Element data from apps and pages:
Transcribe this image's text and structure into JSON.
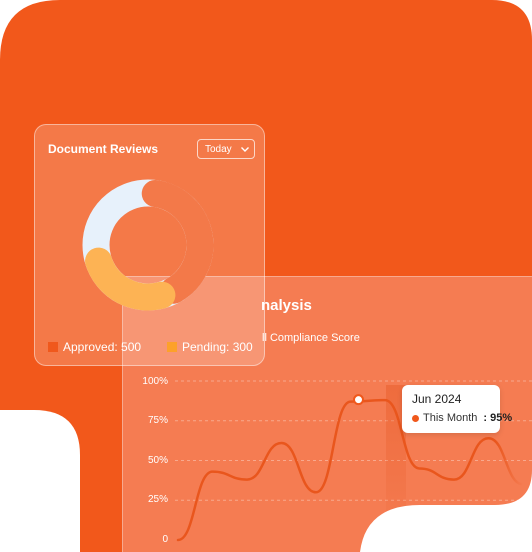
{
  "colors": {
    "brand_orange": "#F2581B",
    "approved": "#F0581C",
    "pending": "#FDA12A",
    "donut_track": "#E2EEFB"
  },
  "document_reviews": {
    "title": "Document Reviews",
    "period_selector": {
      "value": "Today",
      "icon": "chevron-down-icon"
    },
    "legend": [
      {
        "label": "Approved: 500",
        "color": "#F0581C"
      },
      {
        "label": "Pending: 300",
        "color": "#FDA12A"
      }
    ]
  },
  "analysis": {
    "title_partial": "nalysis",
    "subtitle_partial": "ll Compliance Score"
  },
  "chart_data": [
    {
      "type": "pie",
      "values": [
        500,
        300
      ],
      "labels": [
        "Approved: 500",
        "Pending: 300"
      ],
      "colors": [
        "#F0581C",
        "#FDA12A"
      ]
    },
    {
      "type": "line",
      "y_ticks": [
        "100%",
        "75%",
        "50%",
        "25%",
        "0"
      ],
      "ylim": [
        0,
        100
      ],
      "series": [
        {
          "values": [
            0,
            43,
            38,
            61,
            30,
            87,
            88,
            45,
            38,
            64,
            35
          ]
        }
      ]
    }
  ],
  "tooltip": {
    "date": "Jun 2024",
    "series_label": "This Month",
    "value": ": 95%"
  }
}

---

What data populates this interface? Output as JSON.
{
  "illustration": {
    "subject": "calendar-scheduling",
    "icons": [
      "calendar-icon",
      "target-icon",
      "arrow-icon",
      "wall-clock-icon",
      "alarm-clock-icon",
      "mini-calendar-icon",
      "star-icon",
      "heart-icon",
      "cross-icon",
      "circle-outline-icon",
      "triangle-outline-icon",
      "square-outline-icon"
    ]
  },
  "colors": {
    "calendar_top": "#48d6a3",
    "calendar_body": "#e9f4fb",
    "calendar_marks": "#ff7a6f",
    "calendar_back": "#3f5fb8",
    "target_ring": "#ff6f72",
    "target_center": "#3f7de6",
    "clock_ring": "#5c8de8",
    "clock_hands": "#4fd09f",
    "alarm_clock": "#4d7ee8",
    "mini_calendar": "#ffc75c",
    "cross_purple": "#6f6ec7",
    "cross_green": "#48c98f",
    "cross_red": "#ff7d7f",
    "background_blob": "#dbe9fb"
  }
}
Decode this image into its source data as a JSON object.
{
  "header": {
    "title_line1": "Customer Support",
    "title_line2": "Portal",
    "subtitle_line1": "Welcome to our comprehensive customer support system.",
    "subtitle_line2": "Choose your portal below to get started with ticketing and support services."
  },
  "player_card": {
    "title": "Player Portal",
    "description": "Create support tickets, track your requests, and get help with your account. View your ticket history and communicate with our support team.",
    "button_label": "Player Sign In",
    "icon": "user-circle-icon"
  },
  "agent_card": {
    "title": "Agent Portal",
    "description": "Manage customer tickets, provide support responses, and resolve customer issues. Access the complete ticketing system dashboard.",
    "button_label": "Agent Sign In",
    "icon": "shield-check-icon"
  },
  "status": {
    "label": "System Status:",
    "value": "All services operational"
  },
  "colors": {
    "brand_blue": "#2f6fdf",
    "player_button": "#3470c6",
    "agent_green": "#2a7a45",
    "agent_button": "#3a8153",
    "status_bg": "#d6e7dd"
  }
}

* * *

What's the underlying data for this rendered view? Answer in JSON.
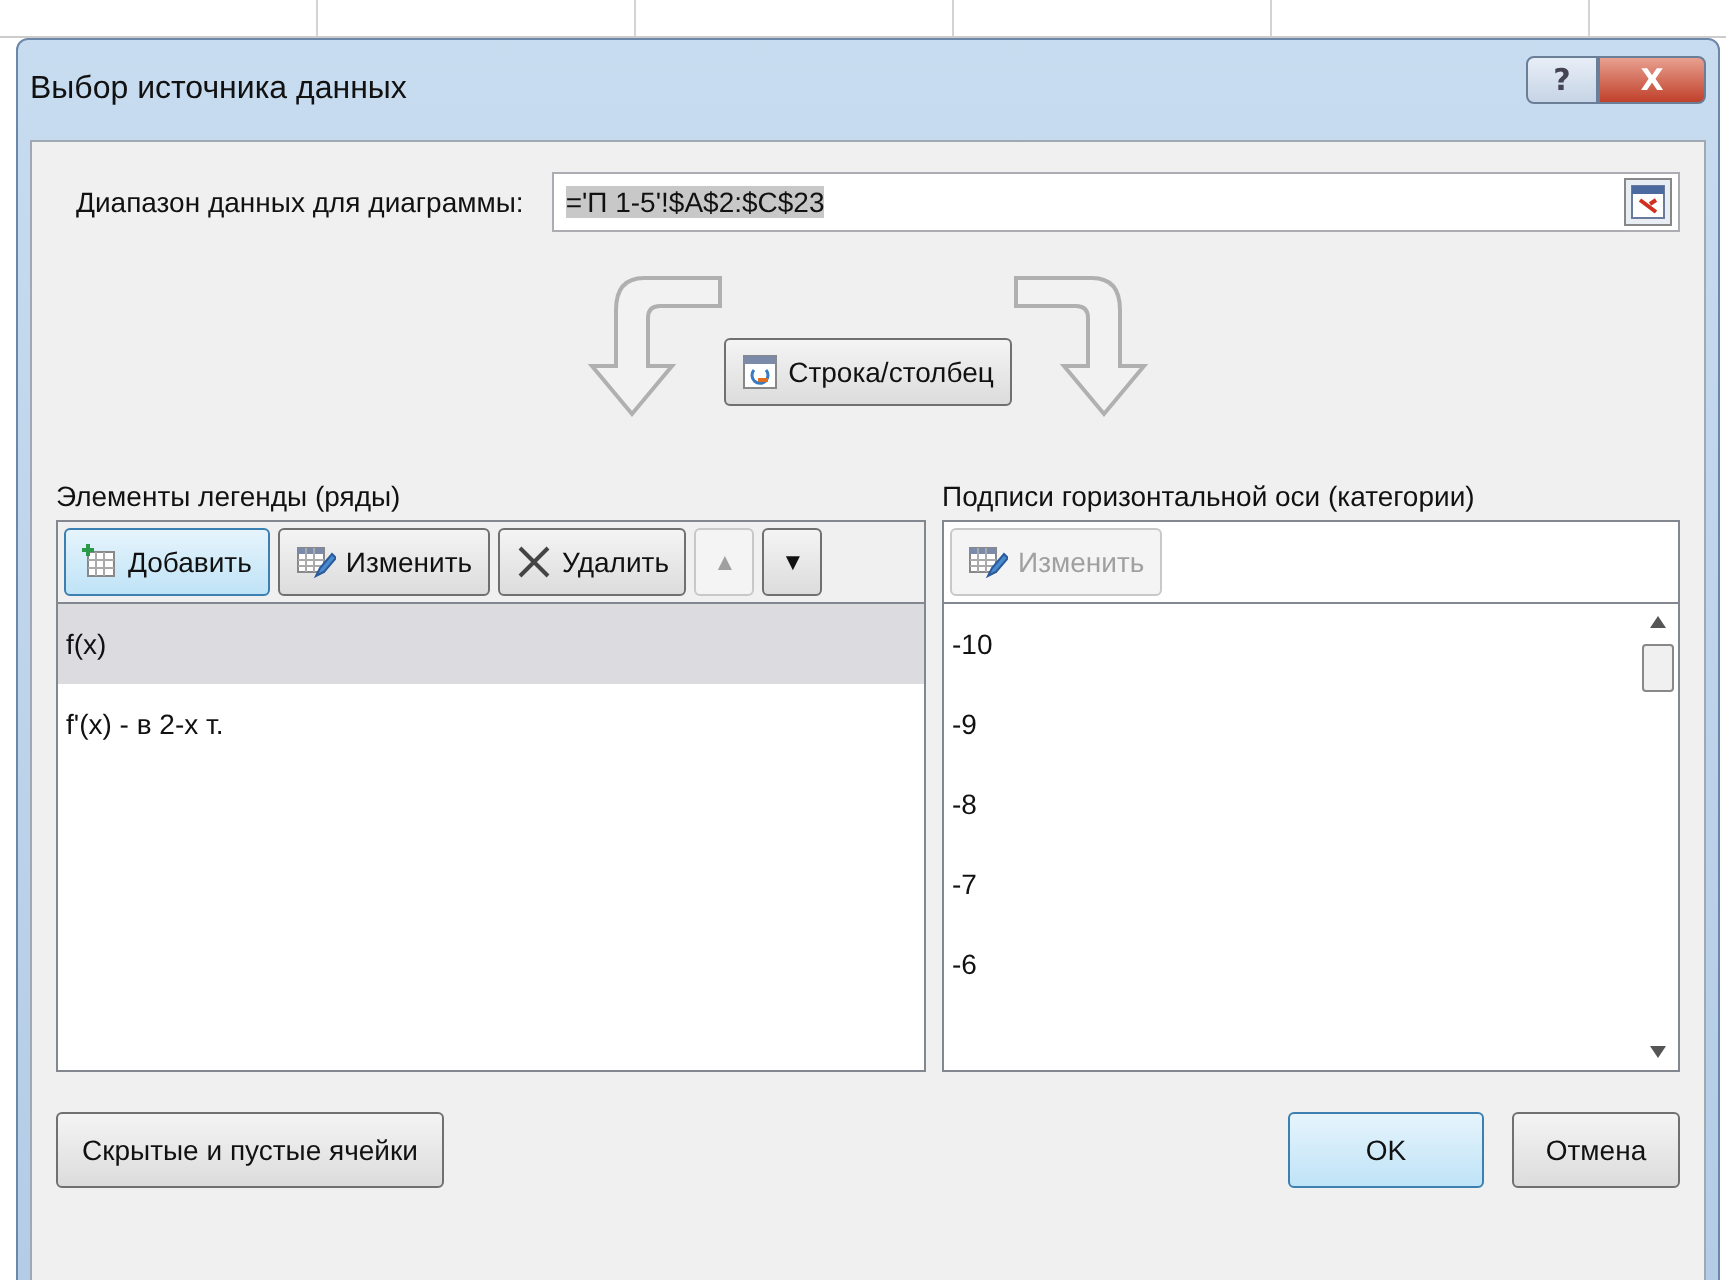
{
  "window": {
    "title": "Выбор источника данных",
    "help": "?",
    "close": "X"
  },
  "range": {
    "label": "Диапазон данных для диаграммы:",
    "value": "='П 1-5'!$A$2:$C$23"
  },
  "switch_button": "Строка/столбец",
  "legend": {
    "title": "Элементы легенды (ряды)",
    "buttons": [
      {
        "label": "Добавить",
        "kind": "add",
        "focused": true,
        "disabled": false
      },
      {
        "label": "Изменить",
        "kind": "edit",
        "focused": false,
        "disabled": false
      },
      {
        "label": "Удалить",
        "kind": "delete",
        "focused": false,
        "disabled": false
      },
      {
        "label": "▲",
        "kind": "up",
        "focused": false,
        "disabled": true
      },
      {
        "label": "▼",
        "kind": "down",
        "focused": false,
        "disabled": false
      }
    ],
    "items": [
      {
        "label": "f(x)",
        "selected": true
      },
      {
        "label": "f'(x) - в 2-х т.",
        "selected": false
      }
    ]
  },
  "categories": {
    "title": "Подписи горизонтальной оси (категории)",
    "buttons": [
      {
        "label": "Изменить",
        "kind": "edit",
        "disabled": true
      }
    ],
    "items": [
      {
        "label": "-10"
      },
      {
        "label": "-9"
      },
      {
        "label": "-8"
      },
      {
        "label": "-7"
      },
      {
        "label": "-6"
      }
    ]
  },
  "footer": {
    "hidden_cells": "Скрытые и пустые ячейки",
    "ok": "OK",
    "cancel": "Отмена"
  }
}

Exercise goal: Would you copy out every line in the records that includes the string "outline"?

Response below:
      "circle-outline-icon",
      "triangle-outline-icon",
      "square-outline-icon"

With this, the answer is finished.